## [YOUR GOAL]
Using the records below, locate all lines containing "JSON" and return them.

## [DATASET]
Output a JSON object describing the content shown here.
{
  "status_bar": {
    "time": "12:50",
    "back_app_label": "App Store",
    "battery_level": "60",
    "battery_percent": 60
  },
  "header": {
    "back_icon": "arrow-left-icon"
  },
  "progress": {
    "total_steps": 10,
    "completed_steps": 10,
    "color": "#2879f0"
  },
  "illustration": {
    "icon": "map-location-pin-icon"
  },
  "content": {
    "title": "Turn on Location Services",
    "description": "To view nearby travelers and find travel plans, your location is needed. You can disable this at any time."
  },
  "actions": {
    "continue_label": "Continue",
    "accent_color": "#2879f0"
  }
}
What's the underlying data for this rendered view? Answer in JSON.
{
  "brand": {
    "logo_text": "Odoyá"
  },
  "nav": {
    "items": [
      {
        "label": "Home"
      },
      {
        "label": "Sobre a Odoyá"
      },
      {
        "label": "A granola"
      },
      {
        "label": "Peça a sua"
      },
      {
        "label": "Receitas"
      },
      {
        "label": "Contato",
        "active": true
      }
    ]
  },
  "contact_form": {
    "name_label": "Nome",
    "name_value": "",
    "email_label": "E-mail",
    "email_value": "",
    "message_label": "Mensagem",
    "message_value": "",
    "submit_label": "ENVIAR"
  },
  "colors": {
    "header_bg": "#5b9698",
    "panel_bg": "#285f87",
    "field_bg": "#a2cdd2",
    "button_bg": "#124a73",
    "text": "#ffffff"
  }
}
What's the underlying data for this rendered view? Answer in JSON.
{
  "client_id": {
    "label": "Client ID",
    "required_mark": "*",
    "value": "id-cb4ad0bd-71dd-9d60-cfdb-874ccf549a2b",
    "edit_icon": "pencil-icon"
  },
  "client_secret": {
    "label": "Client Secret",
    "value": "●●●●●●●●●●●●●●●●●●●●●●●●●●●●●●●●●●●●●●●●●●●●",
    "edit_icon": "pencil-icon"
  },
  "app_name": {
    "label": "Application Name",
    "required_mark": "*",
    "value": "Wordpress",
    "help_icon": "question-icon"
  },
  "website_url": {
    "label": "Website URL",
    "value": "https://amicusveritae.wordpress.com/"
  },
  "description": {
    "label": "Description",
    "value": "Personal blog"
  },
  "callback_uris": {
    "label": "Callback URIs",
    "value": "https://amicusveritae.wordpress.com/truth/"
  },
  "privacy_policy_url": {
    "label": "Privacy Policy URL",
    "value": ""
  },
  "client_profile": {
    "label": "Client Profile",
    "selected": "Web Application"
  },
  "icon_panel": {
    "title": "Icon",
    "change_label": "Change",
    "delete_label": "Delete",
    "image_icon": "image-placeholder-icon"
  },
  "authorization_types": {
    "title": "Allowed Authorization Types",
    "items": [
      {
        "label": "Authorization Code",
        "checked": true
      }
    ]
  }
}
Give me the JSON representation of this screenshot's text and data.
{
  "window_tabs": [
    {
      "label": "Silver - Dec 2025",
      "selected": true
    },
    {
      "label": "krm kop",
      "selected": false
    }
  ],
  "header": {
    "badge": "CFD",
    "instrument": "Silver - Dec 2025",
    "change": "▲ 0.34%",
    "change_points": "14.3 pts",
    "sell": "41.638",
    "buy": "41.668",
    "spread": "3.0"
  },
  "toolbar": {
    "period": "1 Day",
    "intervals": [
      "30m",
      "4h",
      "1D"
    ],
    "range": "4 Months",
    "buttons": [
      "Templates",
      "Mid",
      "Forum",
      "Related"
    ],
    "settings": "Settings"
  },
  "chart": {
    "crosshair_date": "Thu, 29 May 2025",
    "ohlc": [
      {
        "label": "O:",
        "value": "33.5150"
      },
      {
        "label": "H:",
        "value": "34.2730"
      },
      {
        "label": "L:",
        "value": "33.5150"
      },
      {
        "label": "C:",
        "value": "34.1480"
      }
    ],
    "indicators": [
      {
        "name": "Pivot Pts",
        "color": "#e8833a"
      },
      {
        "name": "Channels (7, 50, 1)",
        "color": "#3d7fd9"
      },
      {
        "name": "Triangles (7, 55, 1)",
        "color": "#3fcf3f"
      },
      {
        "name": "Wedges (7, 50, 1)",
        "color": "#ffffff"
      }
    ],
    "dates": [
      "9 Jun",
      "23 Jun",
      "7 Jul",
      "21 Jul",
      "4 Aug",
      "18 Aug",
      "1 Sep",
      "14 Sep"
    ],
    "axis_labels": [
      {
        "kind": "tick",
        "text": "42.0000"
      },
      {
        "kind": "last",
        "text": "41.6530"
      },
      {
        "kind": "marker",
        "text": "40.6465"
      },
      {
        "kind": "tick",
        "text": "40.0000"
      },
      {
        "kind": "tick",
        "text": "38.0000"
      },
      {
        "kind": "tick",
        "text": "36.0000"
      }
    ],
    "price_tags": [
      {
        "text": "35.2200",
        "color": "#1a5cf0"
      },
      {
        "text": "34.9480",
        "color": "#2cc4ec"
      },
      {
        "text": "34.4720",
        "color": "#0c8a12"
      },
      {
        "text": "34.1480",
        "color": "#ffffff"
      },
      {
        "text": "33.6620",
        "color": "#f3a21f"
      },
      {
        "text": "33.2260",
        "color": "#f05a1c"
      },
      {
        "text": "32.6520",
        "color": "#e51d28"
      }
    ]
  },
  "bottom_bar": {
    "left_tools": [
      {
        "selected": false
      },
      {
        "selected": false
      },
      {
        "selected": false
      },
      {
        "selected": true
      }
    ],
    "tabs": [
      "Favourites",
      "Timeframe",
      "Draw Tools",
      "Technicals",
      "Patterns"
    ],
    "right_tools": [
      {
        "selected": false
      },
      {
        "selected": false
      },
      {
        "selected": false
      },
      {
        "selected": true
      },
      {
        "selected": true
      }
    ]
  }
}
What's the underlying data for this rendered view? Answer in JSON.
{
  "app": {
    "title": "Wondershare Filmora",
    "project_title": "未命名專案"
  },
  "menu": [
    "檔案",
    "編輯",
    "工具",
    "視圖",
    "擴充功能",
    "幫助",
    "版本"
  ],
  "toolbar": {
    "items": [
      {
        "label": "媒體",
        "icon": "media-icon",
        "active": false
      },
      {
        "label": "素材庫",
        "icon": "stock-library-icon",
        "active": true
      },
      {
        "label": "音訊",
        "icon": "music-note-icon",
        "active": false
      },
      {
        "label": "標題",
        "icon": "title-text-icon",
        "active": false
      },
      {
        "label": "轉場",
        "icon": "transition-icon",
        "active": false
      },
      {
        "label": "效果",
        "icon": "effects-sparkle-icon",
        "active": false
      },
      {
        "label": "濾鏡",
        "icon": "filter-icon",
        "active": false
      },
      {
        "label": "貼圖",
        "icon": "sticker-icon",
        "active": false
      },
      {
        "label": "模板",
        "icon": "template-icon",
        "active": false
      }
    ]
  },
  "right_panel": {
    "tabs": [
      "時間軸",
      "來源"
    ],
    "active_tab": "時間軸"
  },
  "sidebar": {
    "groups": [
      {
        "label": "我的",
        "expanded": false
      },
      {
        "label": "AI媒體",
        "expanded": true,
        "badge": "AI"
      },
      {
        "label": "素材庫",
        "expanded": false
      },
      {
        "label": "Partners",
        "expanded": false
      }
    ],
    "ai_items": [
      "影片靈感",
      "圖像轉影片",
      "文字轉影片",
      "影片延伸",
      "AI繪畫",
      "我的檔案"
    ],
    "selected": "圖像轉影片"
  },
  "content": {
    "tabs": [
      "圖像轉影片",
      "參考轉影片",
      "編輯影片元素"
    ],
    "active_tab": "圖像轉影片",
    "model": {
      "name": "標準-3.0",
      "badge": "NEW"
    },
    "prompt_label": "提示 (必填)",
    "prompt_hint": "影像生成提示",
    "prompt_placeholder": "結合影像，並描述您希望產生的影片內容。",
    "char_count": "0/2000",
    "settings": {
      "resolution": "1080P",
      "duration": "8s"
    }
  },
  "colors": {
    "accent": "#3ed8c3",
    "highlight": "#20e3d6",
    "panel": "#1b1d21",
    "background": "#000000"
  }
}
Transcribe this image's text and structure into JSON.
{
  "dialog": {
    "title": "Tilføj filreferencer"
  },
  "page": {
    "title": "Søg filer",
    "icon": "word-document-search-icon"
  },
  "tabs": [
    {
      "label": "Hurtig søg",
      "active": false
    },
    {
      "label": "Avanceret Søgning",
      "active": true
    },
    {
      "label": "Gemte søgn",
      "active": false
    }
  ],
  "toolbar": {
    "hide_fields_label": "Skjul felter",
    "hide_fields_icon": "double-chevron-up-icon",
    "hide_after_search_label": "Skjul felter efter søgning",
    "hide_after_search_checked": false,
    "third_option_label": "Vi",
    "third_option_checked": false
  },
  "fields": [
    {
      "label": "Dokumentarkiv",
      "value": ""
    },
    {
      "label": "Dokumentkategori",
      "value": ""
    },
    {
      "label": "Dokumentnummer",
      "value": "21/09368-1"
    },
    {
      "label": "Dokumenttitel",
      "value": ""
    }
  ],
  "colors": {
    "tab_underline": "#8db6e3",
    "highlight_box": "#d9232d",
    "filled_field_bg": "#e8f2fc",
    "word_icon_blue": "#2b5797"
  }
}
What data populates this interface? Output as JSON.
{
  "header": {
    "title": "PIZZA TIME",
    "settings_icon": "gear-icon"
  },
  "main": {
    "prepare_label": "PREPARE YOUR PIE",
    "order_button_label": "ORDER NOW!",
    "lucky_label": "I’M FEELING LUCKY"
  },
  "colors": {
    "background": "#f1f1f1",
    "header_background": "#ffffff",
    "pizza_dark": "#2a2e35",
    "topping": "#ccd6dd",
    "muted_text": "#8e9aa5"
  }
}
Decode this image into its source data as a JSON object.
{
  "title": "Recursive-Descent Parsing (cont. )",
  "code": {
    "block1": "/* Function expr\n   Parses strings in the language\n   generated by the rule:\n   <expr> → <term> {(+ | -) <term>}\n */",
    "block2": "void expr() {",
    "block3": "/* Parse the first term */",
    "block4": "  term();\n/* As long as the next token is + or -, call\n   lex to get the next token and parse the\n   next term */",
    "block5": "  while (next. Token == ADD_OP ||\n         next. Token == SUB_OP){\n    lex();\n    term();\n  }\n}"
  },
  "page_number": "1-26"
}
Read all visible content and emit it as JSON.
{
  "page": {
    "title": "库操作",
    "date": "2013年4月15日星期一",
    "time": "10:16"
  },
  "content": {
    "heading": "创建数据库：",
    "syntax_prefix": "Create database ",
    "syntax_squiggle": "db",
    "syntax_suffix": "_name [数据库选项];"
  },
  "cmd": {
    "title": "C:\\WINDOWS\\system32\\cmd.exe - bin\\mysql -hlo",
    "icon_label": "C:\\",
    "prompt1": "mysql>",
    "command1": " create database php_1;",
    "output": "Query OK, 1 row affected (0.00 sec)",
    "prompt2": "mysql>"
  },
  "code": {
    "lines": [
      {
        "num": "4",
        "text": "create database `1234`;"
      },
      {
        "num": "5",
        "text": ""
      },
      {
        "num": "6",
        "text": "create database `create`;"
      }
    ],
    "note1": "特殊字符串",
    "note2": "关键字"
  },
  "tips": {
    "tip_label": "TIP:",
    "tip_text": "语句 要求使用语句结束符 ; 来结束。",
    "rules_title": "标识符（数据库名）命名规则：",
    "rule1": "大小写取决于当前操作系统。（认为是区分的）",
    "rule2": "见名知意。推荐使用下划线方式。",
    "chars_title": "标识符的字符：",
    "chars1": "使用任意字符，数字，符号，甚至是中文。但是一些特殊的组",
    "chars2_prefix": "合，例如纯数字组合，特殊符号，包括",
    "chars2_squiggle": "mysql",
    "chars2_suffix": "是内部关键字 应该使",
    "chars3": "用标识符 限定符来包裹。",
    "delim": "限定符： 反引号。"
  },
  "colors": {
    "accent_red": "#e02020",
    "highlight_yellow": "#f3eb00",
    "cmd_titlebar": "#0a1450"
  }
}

## [OUTPUT FOR THIS TASK]
Output a JSON object describing the content shown here.
What's the underlying data for this rendered view? Answer in JSON.
What's the underlying data for this rendered view? Answer in JSON.
Give me the JSON representation of this screenshot's text and data.
What's the underlying data for this rendered view? Answer in JSON.
Transcribe this image's text and structure into JSON.
What data populates this interface? Output as JSON.
Decode this image into its source data as a JSON object.
Read all visible content and emit it as JSON.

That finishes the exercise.